The sacrificial love of Papa Elf manifests when he helps Buddy find the information to meet his biological father. He lets him, go just hoping that his love and care for Buddy won’t be forgotten. And thankfully, when the movie concludes, Buddy does return home to his elf father to introduce his wife and child to him. The elf who had no family now has a son, a daughter-in-law, and a grandbaby.
I know Elf is a silly Christmas movie, but next time you watch it pay attention to the sacrificial love of Papa Elf. So many adoptive dads out there are like him or Joseph from 2000 years ago. Adoption is a powerful portrayal of love. It is choosing someone fully and completely. To all the adoptive fathers out there, thank you for showing us what real fatherly love looks like.
1. Bob Cratchit, The Uplifting-Through-Troubles Father
As any fan of Charles Dickens’ The Christmas Carol knows, there are dozens of movies from both cinema and television that have retold this story. While Scrooge is the main character of Dickens’ hardened 19th century England, Bob Cratchit shows light and love in a dark and sad world. In many homes the father sets the mood in the house. The family follows his lead. Bob leads his family to joy when there is little reason for happiness.
The harshness of the times appeared in how Scrooge treated his faithful employee. He makes him work in a dingy, cell-like area with only a one-coal fire. Bob works long hours and receives meager pay, so he can barely feed and clothe his family. Yet he somehow keeps his joy, and guides his family to do the same.
Dickens pointed out about the family: “They were not well dressed; their shoes were far from being water-proof; their clothes were scanty…. But, they were happy, grateful, pleased with one another, and contented with the time.” How could a family with so little outwardly have so much inwardly? Because they had a father like Bob Cratchit. He raised them to be thankful, loving, and caring in a dark and painful world.
When Bob’s wife would curse Scrooge, he would mention the ears of the children, and then bless his heartless employer. Bob scrimped and saved so he could splurge on his family on Christmas day. And every chance he got he would carry Tiny Tim on his shoulder to church or elsewhere. Bob was given little, but he loved his family much.
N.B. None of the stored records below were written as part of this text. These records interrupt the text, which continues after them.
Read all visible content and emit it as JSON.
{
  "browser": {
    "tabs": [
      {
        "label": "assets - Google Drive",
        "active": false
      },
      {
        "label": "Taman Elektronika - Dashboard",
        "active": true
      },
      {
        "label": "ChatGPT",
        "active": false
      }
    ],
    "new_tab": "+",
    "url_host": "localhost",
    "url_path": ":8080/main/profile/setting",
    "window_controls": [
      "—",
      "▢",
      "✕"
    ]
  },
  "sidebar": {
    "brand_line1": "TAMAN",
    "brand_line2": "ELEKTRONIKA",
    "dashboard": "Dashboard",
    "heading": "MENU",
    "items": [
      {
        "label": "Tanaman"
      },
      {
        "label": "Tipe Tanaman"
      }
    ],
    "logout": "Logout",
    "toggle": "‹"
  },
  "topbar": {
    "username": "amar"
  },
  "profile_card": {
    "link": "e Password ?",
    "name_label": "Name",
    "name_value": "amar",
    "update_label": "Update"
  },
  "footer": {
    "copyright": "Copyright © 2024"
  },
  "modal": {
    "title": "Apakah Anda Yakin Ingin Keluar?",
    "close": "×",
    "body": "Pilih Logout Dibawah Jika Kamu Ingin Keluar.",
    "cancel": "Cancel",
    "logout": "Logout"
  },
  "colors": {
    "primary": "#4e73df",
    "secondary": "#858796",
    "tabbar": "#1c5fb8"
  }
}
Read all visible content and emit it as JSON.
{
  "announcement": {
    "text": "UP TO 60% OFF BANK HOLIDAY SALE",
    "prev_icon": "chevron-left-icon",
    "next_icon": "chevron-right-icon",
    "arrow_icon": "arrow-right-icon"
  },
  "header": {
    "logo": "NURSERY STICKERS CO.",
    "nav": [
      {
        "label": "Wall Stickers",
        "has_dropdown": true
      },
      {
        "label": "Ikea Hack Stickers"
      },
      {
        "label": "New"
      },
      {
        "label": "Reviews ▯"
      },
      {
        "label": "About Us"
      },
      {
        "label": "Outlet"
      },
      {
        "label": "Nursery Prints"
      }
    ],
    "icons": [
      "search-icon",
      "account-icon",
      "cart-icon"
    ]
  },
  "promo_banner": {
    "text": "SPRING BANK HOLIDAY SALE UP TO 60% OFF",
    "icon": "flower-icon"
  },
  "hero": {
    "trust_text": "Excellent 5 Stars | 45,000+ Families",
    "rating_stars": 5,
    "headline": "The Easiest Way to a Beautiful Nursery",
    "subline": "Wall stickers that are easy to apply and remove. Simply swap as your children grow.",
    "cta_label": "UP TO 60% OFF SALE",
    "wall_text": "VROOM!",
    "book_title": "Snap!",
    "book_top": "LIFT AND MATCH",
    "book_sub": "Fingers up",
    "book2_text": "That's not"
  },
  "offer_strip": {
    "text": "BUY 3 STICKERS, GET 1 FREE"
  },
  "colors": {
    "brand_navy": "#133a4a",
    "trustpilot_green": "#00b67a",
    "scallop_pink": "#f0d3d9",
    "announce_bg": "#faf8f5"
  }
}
In today’s harsh world, we could all use a little more Bob Cratchit. We could also use more men like George Bailey, Fred Gailey, Papa Elf, and even Clark Griswold. This Christmas, hug your family tight and commit to be more like one of these dads all year long.